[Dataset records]
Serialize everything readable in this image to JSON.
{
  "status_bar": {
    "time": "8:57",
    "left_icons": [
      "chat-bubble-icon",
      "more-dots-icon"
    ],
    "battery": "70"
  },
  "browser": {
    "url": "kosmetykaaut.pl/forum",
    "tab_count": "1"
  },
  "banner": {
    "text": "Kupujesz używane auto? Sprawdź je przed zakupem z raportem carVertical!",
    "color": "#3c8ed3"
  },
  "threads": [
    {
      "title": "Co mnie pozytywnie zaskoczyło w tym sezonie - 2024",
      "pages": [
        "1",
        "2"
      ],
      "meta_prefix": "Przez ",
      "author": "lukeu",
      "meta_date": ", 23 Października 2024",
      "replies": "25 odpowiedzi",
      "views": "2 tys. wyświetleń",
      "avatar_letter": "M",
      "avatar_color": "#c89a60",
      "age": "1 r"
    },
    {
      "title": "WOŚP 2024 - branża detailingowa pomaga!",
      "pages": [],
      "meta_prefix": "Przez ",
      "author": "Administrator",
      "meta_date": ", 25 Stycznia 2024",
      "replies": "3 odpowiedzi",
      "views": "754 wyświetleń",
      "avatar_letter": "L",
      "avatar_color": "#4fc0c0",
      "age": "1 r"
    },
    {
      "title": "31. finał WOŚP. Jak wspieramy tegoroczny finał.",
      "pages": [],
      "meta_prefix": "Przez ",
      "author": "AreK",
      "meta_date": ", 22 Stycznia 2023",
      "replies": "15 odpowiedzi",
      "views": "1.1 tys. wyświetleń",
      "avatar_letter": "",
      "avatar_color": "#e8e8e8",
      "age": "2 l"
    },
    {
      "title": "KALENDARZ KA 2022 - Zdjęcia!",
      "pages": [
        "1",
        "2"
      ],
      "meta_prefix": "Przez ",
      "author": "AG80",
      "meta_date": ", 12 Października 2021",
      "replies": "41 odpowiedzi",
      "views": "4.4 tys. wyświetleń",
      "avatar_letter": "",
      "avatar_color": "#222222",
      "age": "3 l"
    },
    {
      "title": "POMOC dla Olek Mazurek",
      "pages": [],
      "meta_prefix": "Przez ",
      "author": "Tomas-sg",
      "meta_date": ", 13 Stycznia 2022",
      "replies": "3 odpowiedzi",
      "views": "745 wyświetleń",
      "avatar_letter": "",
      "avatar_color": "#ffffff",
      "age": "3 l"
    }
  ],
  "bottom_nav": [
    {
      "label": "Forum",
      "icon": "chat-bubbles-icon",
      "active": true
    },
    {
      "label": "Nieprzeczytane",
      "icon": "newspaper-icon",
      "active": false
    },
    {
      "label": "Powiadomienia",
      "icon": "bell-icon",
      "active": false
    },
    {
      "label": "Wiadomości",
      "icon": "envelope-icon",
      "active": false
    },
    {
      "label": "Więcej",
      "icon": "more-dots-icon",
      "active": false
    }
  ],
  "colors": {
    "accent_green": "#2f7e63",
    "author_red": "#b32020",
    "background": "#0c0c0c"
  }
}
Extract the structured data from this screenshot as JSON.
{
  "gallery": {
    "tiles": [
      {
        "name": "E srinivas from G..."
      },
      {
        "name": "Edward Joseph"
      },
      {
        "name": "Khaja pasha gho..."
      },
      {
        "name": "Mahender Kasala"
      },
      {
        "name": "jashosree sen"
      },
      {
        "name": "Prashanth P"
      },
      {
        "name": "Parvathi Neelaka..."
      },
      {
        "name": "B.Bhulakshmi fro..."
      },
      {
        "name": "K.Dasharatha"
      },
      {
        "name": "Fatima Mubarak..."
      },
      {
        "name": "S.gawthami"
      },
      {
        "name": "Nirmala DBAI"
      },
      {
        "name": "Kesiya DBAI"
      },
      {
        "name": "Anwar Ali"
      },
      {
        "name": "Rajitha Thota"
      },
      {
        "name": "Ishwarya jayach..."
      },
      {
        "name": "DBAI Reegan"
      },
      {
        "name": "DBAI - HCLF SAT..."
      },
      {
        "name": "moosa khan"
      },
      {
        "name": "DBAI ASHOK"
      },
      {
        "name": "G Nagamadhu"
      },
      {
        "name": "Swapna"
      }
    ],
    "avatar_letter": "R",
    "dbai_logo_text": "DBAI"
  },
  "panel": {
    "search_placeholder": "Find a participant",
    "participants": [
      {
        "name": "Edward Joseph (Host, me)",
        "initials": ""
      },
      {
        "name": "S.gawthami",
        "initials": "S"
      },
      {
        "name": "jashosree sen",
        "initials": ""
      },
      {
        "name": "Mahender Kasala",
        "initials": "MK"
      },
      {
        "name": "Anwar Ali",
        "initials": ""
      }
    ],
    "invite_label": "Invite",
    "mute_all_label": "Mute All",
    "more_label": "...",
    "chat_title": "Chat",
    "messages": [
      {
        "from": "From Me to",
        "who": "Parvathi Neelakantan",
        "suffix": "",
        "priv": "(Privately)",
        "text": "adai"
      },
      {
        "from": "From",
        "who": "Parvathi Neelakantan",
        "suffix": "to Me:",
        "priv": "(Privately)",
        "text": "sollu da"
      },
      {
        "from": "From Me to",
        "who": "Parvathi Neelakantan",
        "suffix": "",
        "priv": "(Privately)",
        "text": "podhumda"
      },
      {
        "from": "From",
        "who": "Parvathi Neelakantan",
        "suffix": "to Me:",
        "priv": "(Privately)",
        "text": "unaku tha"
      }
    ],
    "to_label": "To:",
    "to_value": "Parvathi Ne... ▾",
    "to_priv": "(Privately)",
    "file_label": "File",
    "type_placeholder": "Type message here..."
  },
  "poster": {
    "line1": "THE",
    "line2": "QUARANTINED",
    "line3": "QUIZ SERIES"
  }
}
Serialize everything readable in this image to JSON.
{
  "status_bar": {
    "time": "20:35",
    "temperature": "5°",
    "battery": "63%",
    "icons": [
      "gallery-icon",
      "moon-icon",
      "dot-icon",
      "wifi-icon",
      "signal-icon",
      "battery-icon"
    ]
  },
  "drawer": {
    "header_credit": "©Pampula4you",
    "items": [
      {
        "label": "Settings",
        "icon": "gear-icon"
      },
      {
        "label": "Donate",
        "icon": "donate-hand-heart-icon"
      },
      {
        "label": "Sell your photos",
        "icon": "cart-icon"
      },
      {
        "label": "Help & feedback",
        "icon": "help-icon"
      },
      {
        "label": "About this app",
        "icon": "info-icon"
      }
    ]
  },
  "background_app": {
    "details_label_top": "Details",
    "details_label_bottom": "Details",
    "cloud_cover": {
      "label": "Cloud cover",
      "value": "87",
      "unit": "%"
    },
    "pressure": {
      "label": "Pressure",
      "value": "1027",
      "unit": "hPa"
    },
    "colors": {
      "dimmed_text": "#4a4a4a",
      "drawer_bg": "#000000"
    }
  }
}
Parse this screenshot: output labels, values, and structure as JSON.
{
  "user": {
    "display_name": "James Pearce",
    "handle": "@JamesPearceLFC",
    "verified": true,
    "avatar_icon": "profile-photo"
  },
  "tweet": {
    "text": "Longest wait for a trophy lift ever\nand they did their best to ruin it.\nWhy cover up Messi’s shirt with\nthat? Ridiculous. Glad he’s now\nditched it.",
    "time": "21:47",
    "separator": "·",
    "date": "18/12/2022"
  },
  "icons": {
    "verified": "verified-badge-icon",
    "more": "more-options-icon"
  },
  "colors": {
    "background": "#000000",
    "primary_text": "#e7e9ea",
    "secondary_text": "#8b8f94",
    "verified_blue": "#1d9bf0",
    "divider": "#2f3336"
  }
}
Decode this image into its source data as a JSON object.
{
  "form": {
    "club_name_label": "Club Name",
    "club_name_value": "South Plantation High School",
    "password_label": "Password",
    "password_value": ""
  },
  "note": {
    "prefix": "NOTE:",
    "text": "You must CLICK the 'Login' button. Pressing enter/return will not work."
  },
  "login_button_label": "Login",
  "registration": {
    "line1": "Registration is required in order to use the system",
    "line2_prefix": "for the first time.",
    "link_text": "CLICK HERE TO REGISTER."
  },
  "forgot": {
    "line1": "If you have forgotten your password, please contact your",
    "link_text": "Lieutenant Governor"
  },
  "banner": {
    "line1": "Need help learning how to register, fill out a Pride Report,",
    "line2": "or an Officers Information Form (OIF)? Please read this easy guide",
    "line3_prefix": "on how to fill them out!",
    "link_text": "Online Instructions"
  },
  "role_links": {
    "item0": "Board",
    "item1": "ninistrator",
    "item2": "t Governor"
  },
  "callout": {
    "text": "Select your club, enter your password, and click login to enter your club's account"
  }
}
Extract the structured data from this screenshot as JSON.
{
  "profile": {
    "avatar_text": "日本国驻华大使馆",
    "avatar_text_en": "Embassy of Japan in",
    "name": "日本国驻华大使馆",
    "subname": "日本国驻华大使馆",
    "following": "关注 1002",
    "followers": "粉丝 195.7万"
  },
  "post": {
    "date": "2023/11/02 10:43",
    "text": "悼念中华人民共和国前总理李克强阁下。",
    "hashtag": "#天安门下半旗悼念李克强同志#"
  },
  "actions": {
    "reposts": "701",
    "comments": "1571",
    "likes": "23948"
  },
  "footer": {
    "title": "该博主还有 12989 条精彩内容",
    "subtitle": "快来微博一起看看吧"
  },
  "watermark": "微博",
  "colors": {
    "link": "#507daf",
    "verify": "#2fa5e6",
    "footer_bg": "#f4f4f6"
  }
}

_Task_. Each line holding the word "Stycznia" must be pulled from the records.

_Expected answer_.
      "meta_date": ", 25 Stycznia 2024",
      "meta_date": ", 22 Stycznia 2023",
      "meta_date": ", 13 Stycznia 2022",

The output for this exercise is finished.